_The problem_.
The records appear below. Repeat them exactly.

+===+

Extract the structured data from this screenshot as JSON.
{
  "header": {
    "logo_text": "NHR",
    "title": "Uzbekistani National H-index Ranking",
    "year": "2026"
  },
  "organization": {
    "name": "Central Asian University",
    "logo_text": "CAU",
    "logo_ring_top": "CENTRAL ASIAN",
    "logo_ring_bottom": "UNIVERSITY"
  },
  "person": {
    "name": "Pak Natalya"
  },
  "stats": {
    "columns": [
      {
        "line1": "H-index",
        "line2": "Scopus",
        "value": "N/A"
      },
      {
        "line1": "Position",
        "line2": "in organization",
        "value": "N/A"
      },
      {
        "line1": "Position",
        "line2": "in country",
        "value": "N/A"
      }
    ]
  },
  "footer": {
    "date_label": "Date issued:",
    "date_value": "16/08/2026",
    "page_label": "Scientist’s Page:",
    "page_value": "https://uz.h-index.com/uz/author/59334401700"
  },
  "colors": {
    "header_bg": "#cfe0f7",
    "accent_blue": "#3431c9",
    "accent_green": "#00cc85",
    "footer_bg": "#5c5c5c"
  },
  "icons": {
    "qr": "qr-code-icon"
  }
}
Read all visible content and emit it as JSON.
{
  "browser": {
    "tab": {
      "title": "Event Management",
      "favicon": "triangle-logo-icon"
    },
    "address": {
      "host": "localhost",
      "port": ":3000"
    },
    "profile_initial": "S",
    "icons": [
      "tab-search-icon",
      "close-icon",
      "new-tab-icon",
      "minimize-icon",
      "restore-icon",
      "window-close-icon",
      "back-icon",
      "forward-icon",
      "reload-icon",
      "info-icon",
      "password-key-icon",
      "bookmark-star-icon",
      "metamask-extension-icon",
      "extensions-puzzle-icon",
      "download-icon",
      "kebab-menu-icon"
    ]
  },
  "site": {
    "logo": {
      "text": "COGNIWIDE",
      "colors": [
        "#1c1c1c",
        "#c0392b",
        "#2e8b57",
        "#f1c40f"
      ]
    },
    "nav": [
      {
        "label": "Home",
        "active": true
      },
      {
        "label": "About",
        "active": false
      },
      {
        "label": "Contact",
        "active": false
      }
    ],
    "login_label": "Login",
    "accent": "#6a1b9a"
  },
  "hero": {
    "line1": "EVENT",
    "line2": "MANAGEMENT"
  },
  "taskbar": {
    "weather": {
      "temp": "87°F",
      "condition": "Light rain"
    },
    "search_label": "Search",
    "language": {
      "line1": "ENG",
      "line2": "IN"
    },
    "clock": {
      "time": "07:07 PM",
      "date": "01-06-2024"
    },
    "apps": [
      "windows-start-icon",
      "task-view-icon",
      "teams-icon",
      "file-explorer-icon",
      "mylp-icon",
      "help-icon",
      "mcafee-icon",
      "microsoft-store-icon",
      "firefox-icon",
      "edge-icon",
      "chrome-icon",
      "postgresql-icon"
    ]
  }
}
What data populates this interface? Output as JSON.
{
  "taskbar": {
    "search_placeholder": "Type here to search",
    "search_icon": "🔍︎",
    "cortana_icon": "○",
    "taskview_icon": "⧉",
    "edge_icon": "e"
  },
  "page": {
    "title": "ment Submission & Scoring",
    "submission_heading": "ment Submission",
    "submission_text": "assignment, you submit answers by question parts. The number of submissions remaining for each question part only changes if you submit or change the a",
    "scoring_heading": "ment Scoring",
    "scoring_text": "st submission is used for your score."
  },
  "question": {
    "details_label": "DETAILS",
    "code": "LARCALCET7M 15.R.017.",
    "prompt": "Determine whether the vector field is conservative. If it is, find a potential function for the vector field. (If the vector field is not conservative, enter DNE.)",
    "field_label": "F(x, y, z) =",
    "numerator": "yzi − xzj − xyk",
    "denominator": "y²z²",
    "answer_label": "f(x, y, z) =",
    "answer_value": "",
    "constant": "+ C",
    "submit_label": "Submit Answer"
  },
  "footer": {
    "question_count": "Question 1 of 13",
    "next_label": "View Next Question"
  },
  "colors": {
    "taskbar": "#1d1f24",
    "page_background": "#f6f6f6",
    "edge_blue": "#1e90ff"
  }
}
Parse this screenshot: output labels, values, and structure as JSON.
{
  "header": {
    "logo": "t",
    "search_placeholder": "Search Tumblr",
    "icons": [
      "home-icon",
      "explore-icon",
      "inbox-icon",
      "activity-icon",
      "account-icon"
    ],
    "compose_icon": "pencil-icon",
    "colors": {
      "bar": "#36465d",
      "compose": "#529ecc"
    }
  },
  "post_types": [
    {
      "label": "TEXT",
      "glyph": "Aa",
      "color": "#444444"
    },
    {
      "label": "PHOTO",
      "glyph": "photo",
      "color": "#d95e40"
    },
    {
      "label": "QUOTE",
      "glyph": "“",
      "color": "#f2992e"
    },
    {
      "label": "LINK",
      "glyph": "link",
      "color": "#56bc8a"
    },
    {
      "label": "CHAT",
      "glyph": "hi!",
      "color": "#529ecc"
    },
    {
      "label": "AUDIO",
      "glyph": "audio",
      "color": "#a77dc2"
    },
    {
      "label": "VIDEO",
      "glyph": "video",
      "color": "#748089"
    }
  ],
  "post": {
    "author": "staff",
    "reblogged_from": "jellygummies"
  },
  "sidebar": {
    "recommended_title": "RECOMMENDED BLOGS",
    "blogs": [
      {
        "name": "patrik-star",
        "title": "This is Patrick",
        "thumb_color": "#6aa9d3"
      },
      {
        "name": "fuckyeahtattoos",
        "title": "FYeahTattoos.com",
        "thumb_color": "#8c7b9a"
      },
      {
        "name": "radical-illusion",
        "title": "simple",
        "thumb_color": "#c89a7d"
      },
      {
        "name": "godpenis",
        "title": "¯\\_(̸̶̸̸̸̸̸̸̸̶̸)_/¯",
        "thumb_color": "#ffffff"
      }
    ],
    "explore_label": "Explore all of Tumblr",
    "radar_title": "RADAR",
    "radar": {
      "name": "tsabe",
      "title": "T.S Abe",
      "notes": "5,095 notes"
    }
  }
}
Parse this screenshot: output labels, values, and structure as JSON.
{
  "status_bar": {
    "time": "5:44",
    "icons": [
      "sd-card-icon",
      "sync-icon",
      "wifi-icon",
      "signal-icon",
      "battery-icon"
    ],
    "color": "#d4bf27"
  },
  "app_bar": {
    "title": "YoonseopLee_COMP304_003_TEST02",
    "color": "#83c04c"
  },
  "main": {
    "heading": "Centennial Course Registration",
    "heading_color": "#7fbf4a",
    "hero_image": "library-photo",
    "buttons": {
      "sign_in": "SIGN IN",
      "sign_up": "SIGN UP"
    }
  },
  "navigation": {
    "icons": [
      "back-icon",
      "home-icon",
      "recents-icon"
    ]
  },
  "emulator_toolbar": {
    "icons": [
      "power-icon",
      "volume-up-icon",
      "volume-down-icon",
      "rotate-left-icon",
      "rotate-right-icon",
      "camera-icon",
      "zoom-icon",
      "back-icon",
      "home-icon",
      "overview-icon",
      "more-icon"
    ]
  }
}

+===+

_Solution below_.
Extract the structured data from this screenshot as JSON.
{
  "header": {
    "logo_text": "NHR",
    "title": "Uzbekistani National H-index Ranking",
    "year": "2026"
  },
  "organization": {
    "name": "Central Asian University",
    "logo_text": "CAU",
    "logo_ring_top": "CENTRAL ASIAN",
    "logo_ring_bottom": "UNIVERSITY"
  },
  "person": {
    "name": "Pak Natalya"
  },
  "stats": {
    "columns": [
      {
        "line1": "H-index",
        "line2": "Scopus",
        "value": "N/A"
      },
      {
        "line1": "Position",
        "line2": "in organization",
        "value": "N/A"
      },
      {
        "line1": "Position",
        "line2": "in country",
        "value": "N/A"
      }
    ]
  },
  "footer": {
    "date_label": "Date issued:",
    "date_value": "16/08/2026",
    "page_label": "Scientist’s Page:",
    "page_value": "https://uz.h-index.com/uz/author/59334401700"
  },
  "colors": {
    "header_bg": "#cfe0f7",
    "accent_blue": "#3431c9",
    "accent_green": "#00cc85",
    "footer_bg": "#5c5c5c"
  },
  "icons": {
    "qr": "qr-code-icon"
  }
}
Read all visible content and emit it as JSON.
{
  "browser": {
    "tab": {
      "title": "Event Management",
      "favicon": "triangle-logo-icon"
    },
    "address": {
      "host": "localhost",
      "port": ":3000"
    },
    "profile_initial": "S",
    "icons": [
      "tab-search-icon",
      "close-icon",
      "new-tab-icon",
      "minimize-icon",
      "restore-icon",
      "window-close-icon",
      "back-icon",
      "forward-icon",
      "reload-icon",
      "info-icon",
      "password-key-icon",
      "bookmark-star-icon",
      "metamask-extension-icon",
      "extensions-puzzle-icon",
      "download-icon",
      "kebab-menu-icon"
    ]
  },
  "site": {
    "logo": {
      "text": "COGNIWIDE",
      "colors": [
        "#1c1c1c",
        "#c0392b",
        "#2e8b57",
        "#f1c40f"
      ]
    },
    "nav": [
      {
        "label": "Home",
        "active": true
      },
      {
        "label": "About",
        "active": false
      },
      {
        "label": "Contact",
        "active": false
      }
    ],
    "login_label": "Login",
    "accent": "#6a1b9a"
  },
  "hero": {
    "line1": "EVENT",
    "line2": "MANAGEMENT"
  },
  "taskbar": {
    "weather": {
      "temp": "87°F",
      "condition": "Light rain"
    },
    "search_label": "Search",
    "language": {
      "line1": "ENG",
      "line2": "IN"
    },
    "clock": {
      "time": "07:07 PM",
      "date": "01-06-2024"
    },
    "apps": [
      "windows-start-icon",
      "task-view-icon",
      "teams-icon",
      "file-explorer-icon",
      "mylp-icon",
      "help-icon",
      "mcafee-icon",
      "microsoft-store-icon",
      "firefox-icon",
      "edge-icon",
      "chrome-icon",
      "postgresql-icon"
    ]
  }
}
What data populates this interface? Output as JSON.
{
  "taskbar": {
    "search_placeholder": "Type here to search",
    "search_icon": "🔍︎",
    "cortana_icon": "○",
    "taskview_icon": "⧉",
    "edge_icon": "e"
  },
  "page": {
    "title": "ment Submission & Scoring",
    "submission_heading": "ment Submission",
    "submission_text": "assignment, you submit answers by question parts. The number of submissions remaining for each question part only changes if you submit or change the a",
    "scoring_heading": "ment Scoring",
    "scoring_text": "st submission is used for your score."
  },
  "question": {
    "details_label": "DETAILS",
    "code": "LARCALCET7M 15.R.017.",
    "prompt": "Determine whether the vector field is conservative. If it is, find a potential function for the vector field. (If the vector field is not conservative, enter DNE.)",
    "field_label": "F(x, y, z) =",
    "numerator": "yzi − xzj − xyk",
    "denominator": "y²z²",
    "answer_label": "f(x, y, z) =",
    "answer_value": "",
    "constant": "+ C",
    "submit_label": "Submit Answer"
  },
  "footer": {
    "question_count": "Question 1 of 13",
    "next_label": "View Next Question"
  },
  "colors": {
    "taskbar": "#1d1f24",
    "page_background": "#f6f6f6",
    "edge_blue": "#1e90ff"
  }
}
Parse this screenshot: output labels, values, and structure as JSON.
{
  "header": {
    "logo": "t",
    "search_placeholder": "Search Tumblr",
    "icons": [
      "home-icon",
      "explore-icon",
      "inbox-icon",
      "activity-icon",
      "account-icon"
    ],
    "compose_icon": "pencil-icon",
    "colors": {
      "bar": "#36465d",
      "compose": "#529ecc"
    }
  },
  "post_types": [
    {
      "label": "TEXT",
      "glyph": "Aa",
      "color": "#444444"
    },
    {
      "label": "PHOTO",
      "glyph": "photo",
      "color": "#d95e40"
    },
    {
      "label": "QUOTE",
      "glyph": "“",
      "color": "#f2992e"
    },
    {
      "label": "LINK",
      "glyph": "link",
      "color": "#56bc8a"
    },
    {
      "label": "CHAT",
      "glyph": "hi!",
      "color": "#529ecc"
    },
    {
      "label": "AUDIO",
      "glyph": "audio",
      "color": "#a77dc2"
    },
    {
      "label": "VIDEO",
      "glyph": "video",
      "color": "#748089"
    }
  ],
  "post": {
    "author": "staff",
    "reblogged_from": "jellygummies"
  },
  "sidebar": {
    "recommended_title": "RECOMMENDED BLOGS",
    "blogs": [
      {
        "name": "patrik-star",
        "title": "This is Patrick",
        "thumb_color": "#6aa9d3"
      },
      {
        "name": "fuckyeahtattoos",
        "title": "FYeahTattoos.com",
        "thumb_color": "#8c7b9a"
      },
      {
        "name": "radical-illusion",
        "title": "simple",
        "thumb_color": "#c89a7d"
      },
      {
        "name": "godpenis",
        "title": "¯\\_(̸̶̸̸̸̸̸̸̸̶̸)_/¯",
        "thumb_color": "#ffffff"
      }
    ],
    "explore_label": "Explore all of Tumblr",
    "radar_title": "RADAR",
    "radar": {
      "name": "tsabe",
      "title": "T.S Abe",
      "notes": "5,095 notes"
    }
  }
}
Parse this screenshot: output labels, values, and structure as JSON.
{
  "status_bar": {
    "time": "5:44",
    "icons": [
      "sd-card-icon",
      "sync-icon",
      "wifi-icon",
      "signal-icon",
      "battery-icon"
    ],
    "color": "#d4bf27"
  },
  "app_bar": {
    "title": "YoonseopLee_COMP304_003_TEST02",
    "color": "#83c04c"
  },
  "main": {
    "heading": "Centennial Course Registration",
    "heading_color": "#7fbf4a",
    "hero_image": "library-photo",
    "buttons": {
      "sign_in": "SIGN IN",
      "sign_up": "SIGN UP"
    }
  },
  "navigation": {
    "icons": [
      "back-icon",
      "home-icon",
      "recents-icon"
    ]
  },
  "emulator_toolbar": {
    "icons": [
      "power-icon",
      "volume-up-icon",
      "volume-down-icon",
      "rotate-left-icon",
      "rotate-right-icon",
      "camera-icon",
      "zoom-icon",
      "back-icon",
      "home-icon",
      "overview-icon",
      "more-icon"
    ]
  }
}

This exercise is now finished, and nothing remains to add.